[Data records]
::::

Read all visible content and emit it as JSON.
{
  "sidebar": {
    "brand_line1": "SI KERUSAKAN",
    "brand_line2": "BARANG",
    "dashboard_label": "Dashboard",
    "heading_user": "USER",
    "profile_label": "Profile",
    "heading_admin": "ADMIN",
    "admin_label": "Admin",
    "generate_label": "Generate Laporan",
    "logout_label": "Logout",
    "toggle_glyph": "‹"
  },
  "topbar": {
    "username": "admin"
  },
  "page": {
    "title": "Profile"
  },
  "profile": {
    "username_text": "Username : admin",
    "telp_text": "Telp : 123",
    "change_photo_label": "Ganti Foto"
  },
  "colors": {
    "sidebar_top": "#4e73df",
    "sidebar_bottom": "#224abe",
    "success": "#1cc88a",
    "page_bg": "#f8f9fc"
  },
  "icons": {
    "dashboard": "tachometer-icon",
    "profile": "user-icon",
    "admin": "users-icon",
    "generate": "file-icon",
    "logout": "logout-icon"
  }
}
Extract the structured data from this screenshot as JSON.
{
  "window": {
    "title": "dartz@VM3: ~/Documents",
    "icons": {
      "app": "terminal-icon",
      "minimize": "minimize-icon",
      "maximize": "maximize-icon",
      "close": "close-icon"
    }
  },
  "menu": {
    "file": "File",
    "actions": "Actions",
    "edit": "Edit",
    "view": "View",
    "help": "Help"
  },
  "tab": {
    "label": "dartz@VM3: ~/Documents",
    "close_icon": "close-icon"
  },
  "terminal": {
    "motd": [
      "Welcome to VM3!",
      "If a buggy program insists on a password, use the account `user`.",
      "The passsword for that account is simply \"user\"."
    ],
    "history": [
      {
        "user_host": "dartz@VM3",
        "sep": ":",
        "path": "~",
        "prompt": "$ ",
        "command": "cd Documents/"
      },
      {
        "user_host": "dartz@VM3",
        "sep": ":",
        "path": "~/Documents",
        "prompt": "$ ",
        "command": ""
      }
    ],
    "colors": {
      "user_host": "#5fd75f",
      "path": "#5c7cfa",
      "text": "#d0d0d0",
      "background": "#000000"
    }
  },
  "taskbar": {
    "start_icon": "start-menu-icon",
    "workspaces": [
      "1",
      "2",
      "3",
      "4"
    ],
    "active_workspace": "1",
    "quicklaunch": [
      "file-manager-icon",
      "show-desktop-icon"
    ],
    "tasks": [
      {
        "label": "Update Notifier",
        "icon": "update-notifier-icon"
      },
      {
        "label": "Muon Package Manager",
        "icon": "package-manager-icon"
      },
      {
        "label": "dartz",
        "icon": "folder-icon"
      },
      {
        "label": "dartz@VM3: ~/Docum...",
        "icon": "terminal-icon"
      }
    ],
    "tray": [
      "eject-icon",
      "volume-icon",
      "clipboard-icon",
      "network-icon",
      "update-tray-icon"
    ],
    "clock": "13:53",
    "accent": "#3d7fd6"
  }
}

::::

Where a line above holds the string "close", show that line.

_WRITTEN SOLUTION:_
      "close": "close-icon"
    "close_icon": "close-icon"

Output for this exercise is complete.